• _Exercise directions_
Pick the lines holding the string "symbol" out of the records and copy them.

• _Supplied data_
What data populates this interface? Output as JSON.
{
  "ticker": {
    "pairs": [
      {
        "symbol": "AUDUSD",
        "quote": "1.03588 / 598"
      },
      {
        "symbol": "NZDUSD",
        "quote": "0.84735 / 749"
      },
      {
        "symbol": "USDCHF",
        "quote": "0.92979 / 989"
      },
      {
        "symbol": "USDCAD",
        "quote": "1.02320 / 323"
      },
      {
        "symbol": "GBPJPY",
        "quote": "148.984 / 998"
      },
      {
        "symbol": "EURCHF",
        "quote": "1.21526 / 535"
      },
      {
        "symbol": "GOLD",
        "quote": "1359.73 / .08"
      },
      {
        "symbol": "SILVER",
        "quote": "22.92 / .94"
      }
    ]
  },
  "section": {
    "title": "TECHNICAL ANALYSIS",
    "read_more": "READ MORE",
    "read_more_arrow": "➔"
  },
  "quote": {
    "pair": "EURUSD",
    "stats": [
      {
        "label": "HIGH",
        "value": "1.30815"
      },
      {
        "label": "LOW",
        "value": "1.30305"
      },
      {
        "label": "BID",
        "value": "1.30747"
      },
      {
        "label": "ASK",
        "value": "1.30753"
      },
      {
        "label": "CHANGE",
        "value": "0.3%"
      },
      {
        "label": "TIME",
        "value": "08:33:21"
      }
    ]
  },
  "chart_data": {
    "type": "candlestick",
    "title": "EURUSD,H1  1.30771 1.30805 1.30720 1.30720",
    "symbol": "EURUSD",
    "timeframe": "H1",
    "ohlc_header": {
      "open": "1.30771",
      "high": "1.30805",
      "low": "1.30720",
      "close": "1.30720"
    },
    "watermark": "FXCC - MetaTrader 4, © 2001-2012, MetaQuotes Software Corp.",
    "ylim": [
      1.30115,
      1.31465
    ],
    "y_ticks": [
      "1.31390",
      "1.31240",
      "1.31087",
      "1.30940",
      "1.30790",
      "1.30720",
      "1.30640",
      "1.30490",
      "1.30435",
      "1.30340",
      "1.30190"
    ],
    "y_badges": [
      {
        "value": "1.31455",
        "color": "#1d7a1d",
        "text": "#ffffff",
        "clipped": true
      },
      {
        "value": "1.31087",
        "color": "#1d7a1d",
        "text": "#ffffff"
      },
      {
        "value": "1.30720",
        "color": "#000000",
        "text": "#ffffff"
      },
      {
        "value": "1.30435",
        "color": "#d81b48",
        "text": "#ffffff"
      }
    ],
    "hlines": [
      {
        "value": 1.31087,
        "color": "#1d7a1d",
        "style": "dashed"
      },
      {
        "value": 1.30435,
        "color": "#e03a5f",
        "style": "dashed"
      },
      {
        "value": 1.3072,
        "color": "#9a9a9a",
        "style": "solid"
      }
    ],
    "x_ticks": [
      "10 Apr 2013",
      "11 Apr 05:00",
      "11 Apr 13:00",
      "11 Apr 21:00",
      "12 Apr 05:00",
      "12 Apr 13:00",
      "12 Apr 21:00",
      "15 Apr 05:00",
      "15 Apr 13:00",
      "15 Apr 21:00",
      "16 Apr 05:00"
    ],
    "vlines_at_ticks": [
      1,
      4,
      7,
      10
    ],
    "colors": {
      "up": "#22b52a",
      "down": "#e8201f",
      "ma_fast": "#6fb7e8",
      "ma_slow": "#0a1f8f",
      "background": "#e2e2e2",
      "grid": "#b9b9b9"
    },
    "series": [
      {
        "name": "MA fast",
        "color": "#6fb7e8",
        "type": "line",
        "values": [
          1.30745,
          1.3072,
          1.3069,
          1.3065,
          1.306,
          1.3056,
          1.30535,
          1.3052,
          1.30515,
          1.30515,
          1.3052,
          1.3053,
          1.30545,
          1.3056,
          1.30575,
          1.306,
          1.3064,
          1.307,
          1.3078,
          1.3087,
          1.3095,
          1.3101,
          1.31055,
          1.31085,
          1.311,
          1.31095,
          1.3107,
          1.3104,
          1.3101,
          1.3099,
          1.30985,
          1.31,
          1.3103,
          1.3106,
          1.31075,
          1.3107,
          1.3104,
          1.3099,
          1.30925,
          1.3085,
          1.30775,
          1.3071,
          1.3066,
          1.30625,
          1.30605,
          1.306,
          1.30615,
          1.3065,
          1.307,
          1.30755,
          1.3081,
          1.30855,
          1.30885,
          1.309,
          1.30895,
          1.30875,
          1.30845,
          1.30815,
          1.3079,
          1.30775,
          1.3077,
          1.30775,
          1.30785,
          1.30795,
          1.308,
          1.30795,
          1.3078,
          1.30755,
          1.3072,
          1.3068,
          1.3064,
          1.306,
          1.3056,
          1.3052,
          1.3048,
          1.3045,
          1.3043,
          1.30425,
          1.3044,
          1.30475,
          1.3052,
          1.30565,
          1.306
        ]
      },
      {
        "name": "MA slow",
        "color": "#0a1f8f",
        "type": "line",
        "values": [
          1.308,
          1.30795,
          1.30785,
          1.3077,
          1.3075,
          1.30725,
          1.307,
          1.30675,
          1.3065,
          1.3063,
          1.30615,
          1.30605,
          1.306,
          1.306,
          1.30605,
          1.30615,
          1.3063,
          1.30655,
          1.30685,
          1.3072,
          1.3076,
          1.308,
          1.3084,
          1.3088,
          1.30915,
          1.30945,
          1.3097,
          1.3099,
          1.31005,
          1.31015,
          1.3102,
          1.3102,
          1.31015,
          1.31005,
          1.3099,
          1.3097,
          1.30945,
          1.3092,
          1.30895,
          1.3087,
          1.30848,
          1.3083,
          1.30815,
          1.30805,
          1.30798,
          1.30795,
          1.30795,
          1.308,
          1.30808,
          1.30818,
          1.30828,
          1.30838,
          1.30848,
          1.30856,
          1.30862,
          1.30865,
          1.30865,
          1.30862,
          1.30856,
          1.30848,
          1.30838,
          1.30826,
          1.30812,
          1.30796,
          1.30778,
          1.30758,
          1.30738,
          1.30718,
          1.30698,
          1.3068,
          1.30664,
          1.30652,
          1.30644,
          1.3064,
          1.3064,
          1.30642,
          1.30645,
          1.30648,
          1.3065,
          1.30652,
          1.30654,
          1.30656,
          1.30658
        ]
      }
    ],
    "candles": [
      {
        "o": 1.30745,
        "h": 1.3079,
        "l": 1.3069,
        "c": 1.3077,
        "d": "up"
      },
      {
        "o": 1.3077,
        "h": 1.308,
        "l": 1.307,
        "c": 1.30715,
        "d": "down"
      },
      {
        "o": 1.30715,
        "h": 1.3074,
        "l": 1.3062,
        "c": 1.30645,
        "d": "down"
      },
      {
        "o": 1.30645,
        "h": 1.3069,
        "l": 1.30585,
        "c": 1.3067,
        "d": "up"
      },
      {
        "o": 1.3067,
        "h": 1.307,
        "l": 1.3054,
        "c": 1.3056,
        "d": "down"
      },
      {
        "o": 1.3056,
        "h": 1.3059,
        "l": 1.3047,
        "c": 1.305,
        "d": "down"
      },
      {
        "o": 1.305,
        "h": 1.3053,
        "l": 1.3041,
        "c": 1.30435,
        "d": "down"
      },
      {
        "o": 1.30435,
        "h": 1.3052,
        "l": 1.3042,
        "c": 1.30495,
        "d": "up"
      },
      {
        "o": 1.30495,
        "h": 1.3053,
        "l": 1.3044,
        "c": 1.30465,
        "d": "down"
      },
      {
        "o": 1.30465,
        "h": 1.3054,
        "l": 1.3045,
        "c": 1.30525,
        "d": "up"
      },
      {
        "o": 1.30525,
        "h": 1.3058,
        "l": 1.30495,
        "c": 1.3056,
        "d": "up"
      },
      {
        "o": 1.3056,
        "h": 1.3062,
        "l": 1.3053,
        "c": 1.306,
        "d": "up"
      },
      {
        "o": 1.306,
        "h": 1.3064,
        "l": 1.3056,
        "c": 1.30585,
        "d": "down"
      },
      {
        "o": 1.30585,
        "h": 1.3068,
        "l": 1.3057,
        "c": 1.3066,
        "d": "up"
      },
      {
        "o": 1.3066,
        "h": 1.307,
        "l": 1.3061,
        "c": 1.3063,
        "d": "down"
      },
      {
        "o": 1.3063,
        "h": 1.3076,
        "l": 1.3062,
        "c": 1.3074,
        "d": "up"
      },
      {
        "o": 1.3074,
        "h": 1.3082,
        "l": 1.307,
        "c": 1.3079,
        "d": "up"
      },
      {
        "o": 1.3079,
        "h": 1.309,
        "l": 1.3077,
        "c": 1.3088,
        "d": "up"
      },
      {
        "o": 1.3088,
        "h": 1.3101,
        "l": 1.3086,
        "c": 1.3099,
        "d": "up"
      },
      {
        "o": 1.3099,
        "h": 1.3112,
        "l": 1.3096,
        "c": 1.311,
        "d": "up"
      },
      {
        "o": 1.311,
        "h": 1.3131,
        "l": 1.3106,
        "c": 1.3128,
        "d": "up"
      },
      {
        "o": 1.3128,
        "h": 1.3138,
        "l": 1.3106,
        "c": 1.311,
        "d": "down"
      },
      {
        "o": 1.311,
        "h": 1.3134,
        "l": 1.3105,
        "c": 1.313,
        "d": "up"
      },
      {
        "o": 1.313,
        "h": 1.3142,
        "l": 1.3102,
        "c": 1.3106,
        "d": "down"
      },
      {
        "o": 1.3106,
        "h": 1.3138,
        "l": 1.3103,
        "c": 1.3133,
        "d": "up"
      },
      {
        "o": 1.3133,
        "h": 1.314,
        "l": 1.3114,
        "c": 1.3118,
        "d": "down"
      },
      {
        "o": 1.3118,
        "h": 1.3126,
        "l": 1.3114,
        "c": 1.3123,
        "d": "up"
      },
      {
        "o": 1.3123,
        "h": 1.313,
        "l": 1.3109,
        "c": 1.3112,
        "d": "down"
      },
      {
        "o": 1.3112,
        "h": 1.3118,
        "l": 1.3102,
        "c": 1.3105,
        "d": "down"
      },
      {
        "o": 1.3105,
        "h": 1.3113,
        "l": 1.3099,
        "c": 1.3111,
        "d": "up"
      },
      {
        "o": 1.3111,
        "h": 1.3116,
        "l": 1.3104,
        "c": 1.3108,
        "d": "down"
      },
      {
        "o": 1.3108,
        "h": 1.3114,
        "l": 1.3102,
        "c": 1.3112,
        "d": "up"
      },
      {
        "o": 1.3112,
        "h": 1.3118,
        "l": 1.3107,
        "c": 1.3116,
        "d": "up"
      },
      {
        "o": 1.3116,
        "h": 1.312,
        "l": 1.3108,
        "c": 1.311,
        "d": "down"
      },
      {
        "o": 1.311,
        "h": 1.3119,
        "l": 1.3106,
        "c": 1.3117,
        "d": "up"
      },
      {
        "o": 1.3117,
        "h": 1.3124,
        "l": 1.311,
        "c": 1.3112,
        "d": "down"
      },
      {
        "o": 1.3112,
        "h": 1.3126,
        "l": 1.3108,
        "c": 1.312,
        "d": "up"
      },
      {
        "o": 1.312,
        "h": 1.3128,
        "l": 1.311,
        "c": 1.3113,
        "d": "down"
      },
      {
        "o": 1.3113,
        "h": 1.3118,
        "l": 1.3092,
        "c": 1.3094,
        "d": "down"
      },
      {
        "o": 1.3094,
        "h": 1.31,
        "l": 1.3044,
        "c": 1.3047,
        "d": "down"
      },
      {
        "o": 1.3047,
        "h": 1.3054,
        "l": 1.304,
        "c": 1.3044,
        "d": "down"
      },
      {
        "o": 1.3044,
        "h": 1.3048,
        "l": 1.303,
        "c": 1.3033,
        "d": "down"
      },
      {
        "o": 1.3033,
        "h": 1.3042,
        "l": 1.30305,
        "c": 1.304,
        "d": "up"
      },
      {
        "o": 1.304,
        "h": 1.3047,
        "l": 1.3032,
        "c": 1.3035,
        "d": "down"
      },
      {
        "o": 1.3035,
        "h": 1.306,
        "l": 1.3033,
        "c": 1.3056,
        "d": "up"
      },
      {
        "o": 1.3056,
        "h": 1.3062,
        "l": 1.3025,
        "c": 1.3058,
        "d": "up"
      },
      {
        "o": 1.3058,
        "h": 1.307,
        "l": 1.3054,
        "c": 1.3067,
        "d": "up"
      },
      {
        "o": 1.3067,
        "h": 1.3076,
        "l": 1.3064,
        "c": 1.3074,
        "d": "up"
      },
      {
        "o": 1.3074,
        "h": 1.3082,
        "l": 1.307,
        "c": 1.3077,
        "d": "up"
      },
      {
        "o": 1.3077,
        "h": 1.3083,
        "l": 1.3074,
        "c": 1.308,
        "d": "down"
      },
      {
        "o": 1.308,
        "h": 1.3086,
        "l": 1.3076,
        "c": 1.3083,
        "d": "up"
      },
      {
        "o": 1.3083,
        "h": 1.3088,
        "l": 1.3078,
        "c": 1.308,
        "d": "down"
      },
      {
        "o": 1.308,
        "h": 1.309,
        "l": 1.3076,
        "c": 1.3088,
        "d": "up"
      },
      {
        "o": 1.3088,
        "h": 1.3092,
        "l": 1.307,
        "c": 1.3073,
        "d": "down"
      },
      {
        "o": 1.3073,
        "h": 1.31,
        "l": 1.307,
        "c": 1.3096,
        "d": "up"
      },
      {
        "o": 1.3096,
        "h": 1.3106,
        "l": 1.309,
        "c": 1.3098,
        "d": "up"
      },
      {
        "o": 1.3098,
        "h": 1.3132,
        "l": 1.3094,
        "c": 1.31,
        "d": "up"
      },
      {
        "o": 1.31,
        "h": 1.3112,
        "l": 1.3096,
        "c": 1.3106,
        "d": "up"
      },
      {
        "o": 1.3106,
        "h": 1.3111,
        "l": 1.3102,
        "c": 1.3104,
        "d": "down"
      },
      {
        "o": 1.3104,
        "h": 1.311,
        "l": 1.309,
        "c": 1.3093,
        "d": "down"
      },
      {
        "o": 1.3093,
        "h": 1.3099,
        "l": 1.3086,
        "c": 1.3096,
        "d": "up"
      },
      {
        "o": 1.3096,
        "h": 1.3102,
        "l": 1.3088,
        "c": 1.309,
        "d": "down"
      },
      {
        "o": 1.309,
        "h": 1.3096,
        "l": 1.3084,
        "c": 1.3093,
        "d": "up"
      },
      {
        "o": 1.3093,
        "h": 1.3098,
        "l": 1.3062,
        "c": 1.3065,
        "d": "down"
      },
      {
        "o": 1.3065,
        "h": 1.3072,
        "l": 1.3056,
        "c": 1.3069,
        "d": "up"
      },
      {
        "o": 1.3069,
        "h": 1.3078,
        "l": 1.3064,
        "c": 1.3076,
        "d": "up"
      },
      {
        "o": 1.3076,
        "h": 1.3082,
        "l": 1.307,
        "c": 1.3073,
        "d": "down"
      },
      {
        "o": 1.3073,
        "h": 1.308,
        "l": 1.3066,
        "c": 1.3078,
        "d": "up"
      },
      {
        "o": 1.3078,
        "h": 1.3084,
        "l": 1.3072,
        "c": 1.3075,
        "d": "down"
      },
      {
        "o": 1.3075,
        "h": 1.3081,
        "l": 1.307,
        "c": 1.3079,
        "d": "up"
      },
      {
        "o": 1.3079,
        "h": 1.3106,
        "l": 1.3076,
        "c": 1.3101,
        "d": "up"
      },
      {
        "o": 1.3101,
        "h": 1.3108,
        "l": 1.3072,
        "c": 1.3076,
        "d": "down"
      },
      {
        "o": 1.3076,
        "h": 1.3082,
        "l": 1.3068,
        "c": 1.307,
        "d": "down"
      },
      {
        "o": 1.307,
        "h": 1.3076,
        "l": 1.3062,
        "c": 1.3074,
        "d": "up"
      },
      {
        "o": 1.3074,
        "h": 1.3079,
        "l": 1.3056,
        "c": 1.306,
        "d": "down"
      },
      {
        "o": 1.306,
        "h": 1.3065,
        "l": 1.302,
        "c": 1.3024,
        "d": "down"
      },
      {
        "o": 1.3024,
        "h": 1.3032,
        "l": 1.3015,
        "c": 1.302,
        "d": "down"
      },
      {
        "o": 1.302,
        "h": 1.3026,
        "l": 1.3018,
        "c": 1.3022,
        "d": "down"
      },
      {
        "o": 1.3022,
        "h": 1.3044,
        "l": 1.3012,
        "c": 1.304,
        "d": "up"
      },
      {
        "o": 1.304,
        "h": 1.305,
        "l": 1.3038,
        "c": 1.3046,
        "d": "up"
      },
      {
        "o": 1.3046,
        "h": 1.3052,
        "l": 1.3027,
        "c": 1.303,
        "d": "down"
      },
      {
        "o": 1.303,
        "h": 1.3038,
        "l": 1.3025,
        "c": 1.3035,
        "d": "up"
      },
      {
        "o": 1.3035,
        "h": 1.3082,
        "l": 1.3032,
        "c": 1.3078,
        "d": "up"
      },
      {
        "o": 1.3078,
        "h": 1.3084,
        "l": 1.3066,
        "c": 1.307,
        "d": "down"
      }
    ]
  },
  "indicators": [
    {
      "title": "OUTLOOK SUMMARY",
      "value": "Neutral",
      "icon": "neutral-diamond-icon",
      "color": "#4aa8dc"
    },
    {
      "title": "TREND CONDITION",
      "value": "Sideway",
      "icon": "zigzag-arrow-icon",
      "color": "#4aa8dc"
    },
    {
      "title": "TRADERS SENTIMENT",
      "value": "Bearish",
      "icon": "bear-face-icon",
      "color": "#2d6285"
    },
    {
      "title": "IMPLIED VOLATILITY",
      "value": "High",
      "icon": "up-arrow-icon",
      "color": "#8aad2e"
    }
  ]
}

• _Task output_
        "symbol": "AUDUSD",
        "symbol": "NZDUSD",
        "symbol": "USDCHF",
        "symbol": "USDCAD",
        "symbol": "GBPJPY",
        "symbol": "EURCHF",
        "symbol": "GOLD",
        "symbol": "SILVER",
    "symbol": "EURUSD",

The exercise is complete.